---- DATA EXTRACT
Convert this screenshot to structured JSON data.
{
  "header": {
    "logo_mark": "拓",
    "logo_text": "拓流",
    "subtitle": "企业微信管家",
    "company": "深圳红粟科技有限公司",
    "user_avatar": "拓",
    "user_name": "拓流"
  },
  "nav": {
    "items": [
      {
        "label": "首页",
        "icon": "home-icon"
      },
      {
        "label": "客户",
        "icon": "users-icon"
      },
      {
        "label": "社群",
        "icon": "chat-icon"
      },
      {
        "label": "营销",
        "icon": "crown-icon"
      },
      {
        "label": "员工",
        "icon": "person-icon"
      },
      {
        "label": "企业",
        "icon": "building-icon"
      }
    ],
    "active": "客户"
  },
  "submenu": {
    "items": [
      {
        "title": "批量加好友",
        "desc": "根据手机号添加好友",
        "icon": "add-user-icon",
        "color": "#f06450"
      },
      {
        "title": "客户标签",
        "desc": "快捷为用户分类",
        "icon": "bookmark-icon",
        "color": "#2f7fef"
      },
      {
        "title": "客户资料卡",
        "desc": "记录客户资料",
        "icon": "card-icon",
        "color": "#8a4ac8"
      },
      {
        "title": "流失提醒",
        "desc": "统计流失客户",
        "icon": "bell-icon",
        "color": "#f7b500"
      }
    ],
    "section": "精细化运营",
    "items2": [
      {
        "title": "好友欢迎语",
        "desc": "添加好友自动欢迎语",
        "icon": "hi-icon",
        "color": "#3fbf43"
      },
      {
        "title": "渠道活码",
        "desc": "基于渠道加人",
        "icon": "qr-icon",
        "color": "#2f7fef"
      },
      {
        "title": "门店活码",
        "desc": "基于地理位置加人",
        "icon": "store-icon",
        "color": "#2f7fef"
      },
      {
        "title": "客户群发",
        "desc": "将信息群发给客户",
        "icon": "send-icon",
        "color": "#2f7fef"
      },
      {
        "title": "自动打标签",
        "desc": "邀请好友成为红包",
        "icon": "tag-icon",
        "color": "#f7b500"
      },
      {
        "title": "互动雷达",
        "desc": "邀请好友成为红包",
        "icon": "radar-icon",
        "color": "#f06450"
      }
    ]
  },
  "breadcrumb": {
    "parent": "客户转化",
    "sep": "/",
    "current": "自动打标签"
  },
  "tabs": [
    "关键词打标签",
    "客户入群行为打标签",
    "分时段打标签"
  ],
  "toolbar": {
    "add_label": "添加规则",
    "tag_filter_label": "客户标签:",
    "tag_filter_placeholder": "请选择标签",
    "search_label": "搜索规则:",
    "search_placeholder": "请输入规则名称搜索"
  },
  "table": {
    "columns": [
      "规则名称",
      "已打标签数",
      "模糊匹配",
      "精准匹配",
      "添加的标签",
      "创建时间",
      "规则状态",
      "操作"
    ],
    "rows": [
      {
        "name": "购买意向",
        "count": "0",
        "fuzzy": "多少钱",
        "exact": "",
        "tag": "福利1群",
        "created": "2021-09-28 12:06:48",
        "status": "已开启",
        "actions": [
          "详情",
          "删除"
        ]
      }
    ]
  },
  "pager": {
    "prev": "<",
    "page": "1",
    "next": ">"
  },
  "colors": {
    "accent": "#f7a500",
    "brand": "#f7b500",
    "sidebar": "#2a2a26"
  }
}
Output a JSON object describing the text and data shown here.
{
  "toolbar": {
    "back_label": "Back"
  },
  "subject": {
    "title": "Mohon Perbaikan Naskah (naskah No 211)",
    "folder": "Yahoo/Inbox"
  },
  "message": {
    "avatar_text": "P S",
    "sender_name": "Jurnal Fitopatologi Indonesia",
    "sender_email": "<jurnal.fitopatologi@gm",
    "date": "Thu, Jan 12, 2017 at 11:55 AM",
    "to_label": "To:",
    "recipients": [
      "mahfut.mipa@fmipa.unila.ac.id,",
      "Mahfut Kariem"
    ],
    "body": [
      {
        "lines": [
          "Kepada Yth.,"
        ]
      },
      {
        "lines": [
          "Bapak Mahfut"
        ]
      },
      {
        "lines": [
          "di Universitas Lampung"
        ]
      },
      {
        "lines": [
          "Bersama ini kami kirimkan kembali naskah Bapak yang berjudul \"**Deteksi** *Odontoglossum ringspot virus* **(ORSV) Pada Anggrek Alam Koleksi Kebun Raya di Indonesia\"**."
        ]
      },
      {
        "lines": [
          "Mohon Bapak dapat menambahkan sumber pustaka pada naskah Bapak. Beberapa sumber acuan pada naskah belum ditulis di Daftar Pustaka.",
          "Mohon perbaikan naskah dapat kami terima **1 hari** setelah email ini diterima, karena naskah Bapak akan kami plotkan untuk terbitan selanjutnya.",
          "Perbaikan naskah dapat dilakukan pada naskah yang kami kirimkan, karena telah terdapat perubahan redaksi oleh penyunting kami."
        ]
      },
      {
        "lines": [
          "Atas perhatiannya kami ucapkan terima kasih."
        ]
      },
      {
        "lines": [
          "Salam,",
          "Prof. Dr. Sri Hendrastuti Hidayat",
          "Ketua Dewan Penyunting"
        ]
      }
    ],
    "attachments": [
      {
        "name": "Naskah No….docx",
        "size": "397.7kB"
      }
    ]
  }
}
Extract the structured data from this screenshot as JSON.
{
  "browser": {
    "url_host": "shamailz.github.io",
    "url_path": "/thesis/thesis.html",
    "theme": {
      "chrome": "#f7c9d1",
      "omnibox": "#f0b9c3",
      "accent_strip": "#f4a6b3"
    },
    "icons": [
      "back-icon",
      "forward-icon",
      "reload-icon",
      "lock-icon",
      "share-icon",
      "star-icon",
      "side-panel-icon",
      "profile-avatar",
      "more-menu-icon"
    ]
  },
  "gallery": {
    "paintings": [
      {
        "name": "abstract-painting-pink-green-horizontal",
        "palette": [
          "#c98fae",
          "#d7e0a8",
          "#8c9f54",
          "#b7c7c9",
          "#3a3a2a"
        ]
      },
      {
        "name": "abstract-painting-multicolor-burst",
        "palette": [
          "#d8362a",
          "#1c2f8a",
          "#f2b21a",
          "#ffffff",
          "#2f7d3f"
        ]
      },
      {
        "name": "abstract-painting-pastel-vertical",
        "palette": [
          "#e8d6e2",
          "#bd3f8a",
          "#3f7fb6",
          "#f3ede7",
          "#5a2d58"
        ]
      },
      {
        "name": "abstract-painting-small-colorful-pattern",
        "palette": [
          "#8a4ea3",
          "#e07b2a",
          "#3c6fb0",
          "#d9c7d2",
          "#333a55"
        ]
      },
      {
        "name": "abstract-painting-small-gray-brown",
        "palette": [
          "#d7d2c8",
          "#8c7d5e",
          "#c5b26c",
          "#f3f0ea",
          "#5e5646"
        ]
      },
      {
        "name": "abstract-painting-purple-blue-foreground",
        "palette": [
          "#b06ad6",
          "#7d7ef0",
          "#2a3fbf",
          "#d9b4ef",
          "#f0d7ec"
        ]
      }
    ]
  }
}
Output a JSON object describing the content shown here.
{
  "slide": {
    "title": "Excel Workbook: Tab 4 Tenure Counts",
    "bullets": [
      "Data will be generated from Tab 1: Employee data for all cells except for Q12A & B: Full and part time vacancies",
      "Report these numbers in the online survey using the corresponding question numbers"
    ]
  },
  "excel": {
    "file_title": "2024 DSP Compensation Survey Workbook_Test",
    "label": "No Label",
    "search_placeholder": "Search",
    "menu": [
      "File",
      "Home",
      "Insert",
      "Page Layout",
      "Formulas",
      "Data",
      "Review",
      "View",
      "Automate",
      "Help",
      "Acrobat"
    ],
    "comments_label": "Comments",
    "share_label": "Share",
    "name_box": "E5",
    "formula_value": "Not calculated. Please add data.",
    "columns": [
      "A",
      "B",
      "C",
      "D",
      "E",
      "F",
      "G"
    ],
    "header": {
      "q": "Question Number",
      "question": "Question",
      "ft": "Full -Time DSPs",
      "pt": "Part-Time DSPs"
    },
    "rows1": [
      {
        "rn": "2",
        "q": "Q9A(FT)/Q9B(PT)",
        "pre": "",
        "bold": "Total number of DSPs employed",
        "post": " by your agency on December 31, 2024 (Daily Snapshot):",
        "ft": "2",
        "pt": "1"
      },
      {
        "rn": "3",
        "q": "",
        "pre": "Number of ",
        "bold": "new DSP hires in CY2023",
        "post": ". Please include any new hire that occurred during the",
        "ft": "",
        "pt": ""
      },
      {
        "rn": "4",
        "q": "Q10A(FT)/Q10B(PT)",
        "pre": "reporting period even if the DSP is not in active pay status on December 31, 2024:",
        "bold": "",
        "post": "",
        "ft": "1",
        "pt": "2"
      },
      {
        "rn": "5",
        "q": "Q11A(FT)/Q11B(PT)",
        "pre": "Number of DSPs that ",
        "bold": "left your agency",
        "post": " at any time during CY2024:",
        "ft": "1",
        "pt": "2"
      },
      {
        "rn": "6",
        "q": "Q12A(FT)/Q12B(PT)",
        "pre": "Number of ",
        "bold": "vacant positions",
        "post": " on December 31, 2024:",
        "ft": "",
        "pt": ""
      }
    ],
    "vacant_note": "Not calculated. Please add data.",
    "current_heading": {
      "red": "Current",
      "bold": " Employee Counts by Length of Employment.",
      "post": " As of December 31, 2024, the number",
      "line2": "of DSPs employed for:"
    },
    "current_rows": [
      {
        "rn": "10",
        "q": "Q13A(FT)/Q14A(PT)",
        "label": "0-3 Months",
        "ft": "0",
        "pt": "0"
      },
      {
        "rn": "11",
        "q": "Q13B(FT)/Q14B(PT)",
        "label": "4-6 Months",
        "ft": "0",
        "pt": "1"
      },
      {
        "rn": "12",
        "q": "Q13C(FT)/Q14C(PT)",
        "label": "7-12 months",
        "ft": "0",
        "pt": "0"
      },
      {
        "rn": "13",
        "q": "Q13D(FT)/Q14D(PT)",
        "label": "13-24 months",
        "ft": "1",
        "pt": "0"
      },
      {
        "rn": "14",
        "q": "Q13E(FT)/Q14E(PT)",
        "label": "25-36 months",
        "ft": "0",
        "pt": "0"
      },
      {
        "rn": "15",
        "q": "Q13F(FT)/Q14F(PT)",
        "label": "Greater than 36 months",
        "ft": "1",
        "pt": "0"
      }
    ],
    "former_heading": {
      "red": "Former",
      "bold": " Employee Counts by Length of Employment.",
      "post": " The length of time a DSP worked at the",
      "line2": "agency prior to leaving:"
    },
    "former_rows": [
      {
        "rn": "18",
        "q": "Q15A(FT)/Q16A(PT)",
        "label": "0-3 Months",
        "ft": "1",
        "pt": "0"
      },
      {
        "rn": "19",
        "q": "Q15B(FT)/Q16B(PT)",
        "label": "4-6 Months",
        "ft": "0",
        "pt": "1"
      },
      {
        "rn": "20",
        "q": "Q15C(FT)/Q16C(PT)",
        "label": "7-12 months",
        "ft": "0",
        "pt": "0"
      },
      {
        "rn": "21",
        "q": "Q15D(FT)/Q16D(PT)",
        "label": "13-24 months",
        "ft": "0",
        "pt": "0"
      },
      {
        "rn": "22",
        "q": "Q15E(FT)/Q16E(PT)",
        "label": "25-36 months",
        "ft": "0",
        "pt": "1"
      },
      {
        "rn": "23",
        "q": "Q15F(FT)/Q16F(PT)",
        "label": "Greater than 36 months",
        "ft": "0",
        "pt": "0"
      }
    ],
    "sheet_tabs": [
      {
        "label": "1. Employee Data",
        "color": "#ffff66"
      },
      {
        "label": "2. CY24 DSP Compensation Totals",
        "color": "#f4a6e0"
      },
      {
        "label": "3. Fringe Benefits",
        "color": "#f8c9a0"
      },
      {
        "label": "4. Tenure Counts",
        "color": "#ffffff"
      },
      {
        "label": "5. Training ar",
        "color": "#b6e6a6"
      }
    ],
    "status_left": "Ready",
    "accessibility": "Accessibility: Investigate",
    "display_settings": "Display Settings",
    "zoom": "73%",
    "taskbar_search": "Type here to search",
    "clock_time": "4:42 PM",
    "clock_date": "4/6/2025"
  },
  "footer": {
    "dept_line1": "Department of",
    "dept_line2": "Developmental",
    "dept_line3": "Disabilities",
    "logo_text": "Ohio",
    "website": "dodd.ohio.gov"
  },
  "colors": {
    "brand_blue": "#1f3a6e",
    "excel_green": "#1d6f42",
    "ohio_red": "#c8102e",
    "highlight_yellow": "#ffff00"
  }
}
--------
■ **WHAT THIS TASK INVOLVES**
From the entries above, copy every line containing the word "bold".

■ **ANSWER AREA**
        "bold": "Total number of DSPs employed",
        "bold": "new DSP hires in CY2023",
        "bold": "",
        "bold": "left your agency",
        "bold": "vacant positions",
      "bold": " Employee Counts by Length of Employment.",
      "bold": " Employee Counts by Length of Employment.",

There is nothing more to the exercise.